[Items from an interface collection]
******************************

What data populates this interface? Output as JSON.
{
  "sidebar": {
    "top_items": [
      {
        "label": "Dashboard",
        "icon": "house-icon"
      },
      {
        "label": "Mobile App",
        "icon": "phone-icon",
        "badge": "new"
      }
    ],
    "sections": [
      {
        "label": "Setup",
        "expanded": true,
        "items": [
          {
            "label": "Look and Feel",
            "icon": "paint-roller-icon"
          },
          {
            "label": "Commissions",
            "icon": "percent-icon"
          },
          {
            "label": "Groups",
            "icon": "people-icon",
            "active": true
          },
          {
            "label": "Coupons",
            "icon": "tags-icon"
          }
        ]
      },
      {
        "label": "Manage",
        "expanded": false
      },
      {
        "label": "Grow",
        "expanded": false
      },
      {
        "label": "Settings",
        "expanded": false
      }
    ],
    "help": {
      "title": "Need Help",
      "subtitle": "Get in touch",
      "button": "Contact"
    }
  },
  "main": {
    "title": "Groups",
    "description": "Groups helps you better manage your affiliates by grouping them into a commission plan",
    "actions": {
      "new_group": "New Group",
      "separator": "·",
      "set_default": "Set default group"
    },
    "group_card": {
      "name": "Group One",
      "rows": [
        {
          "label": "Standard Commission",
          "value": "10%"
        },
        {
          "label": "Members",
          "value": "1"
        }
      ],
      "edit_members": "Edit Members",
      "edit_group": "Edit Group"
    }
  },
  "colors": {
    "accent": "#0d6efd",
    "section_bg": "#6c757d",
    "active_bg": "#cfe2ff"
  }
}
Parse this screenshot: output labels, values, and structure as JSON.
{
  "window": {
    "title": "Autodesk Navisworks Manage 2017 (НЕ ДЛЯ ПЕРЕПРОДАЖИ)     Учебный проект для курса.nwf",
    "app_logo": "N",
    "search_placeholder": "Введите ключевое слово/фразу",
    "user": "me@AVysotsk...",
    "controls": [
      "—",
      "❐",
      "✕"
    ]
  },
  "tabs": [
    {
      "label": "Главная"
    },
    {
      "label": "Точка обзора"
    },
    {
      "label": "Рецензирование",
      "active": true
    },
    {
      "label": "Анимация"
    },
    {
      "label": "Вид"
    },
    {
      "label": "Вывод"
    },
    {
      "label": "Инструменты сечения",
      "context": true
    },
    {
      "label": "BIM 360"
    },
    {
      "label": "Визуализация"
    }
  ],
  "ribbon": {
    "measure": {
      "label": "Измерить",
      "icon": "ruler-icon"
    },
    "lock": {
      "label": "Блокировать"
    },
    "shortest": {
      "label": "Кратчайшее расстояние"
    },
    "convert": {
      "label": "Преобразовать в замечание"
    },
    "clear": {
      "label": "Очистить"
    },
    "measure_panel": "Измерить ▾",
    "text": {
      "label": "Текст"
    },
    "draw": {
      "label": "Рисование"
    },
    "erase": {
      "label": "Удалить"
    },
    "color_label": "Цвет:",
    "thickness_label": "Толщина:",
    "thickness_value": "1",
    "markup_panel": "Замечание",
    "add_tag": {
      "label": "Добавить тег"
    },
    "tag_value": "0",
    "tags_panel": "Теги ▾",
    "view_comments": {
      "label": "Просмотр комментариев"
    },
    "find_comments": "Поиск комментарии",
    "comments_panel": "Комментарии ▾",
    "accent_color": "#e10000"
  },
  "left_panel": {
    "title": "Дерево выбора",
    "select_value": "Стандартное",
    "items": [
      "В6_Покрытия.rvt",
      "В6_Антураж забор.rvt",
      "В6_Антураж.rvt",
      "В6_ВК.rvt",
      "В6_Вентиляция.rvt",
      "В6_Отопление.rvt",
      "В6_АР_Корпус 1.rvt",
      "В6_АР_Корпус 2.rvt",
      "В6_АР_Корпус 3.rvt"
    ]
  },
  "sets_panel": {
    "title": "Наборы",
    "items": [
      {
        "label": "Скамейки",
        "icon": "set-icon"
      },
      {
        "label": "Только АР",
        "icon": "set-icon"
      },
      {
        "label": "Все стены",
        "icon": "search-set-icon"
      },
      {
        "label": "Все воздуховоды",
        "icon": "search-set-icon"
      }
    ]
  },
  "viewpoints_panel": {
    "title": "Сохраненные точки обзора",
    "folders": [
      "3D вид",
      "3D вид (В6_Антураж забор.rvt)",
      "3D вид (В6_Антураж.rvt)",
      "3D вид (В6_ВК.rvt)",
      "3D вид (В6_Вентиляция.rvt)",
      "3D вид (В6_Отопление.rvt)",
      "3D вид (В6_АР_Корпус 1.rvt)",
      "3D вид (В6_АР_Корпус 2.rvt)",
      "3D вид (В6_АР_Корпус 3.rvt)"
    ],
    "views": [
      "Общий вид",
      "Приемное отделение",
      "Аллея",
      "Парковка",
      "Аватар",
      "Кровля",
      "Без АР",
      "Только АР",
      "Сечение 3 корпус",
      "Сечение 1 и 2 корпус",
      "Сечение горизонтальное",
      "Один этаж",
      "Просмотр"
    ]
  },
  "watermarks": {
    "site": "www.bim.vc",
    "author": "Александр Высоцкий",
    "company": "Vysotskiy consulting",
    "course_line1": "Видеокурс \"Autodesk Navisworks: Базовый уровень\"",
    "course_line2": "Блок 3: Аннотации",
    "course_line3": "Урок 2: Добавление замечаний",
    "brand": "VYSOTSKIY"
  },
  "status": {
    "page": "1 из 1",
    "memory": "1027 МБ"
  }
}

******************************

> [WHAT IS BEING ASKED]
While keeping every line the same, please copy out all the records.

> [COMPLETED TASK]
What data populates this interface? Output as JSON.
{
  "sidebar": {
    "top_items": [
      {
        "label": "Dashboard",
        "icon": "house-icon"
      },
      {
        "label": "Mobile App",
        "icon": "phone-icon",
        "badge": "new"
      }
    ],
    "sections": [
      {
        "label": "Setup",
        "expanded": true,
        "items": [
          {
            "label": "Look and Feel",
            "icon": "paint-roller-icon"
          },
          {
            "label": "Commissions",
            "icon": "percent-icon"
          },
          {
            "label": "Groups",
            "icon": "people-icon",
            "active": true
          },
          {
            "label": "Coupons",
            "icon": "tags-icon"
          }
        ]
      },
      {
        "label": "Manage",
        "expanded": false
      },
      {
        "label": "Grow",
        "expanded": false
      },
      {
        "label": "Settings",
        "expanded": false
      }
    ],
    "help": {
      "title": "Need Help",
      "subtitle": "Get in touch",
      "button": "Contact"
    }
  },
  "main": {
    "title": "Groups",
    "description": "Groups helps you better manage your affiliates by grouping them into a commission plan",
    "actions": {
      "new_group": "New Group",
      "separator": "·",
      "set_default": "Set default group"
    },
    "group_card": {
      "name": "Group One",
      "rows": [
        {
          "label": "Standard Commission",
          "value": "10%"
        },
        {
          "label": "Members",
          "value": "1"
        }
      ],
      "edit_members": "Edit Members",
      "edit_group": "Edit Group"
    }
  },
  "colors": {
    "accent": "#0d6efd",
    "section_bg": "#6c757d",
    "active_bg": "#cfe2ff"
  }
}
Parse this screenshot: output labels, values, and structure as JSON.
{
  "window": {
    "title": "Autodesk Navisworks Manage 2017 (НЕ ДЛЯ ПЕРЕПРОДАЖИ)     Учебный проект для курса.nwf",
    "app_logo": "N",
    "search_placeholder": "Введите ключевое слово/фразу",
    "user": "me@AVysotsk...",
    "controls": [
      "—",
      "❐",
      "✕"
    ]
  },
  "tabs": [
    {
      "label": "Главная"
    },
    {
      "label": "Точка обзора"
    },
    {
      "label": "Рецензирование",
      "active": true
    },
    {
      "label": "Анимация"
    },
    {
      "label": "Вид"
    },
    {
      "label": "Вывод"
    },
    {
      "label": "Инструменты сечения",
      "context": true
    },
    {
      "label": "BIM 360"
    },
    {
      "label": "Визуализация"
    }
  ],
  "ribbon": {
    "measure": {
      "label": "Измерить",
      "icon": "ruler-icon"
    },
    "lock": {
      "label": "Блокировать"
    },
    "shortest": {
      "label": "Кратчайшее расстояние"
    },
    "convert": {
      "label": "Преобразовать в замечание"
    },
    "clear": {
      "label": "Очистить"
    },
    "measure_panel": "Измерить ▾",
    "text": {
      "label": "Текст"
    },
    "draw": {
      "label": "Рисование"
    },
    "erase": {
      "label": "Удалить"
    },
    "color_label": "Цвет:",
    "thickness_label": "Толщина:",
    "thickness_value": "1",
    "markup_panel": "Замечание",
    "add_tag": {
      "label": "Добавить тег"
    },
    "tag_value": "0",
    "tags_panel": "Теги ▾",
    "view_comments": {
      "label": "Просмотр комментариев"
    },
    "find_comments": "Поиск комментарии",
    "comments_panel": "Комментарии ▾",
    "accent_color": "#e10000"
  },
  "left_panel": {
    "title": "Дерево выбора",
    "select_value": "Стандартное",
    "items": [
      "В6_Покрытия.rvt",
      "В6_Антураж забор.rvt",
      "В6_Антураж.rvt",
      "В6_ВК.rvt",
      "В6_Вентиляция.rvt",
      "В6_Отопление.rvt",
      "В6_АР_Корпус 1.rvt",
      "В6_АР_Корпус 2.rvt",
      "В6_АР_Корпус 3.rvt"
    ]
  },
  "sets_panel": {
    "title": "Наборы",
    "items": [
      {
        "label": "Скамейки",
        "icon": "set-icon"
      },
      {
        "label": "Только АР",
        "icon": "set-icon"
      },
      {
        "label": "Все стены",
        "icon": "search-set-icon"
      },
      {
        "label": "Все воздуховоды",
        "icon": "search-set-icon"
      }
    ]
  },
  "viewpoints_panel": {
    "title": "Сохраненные точки обзора",
    "folders": [
      "3D вид",
      "3D вид (В6_Антураж забор.rvt)",
      "3D вид (В6_Антураж.rvt)",
      "3D вид (В6_ВК.rvt)",
      "3D вид (В6_Вентиляция.rvt)",
      "3D вид (В6_Отопление.rvt)",
      "3D вид (В6_АР_Корпус 1.rvt)",
      "3D вид (В6_АР_Корпус 2.rvt)",
      "3D вид (В6_АР_Корпус 3.rvt)"
    ],
    "views": [
      "Общий вид",
      "Приемное отделение",
      "Аллея",
      "Парковка",
      "Аватар",
      "Кровля",
      "Без АР",
      "Только АР",
      "Сечение 3 корпус",
      "Сечение 1 и 2 корпус",
      "Сечение горизонтальное",
      "Один этаж",
      "Просмотр"
    ]
  },
  "watermarks": {
    "site": "www.bim.vc",
    "author": "Александр Высоцкий",
    "company": "Vysotskiy consulting",
    "course_line1": "Видеокурс \"Autodesk Navisworks: Базовый уровень\"",
    "course_line2": "Блок 3: Аннотации",
    "course_line3": "Урок 2: Добавление замечаний",
    "brand": "VYSOTSKIY"
  },
  "status": {
    "page": "1 из 1",
    "memory": "1027 МБ"
  }
}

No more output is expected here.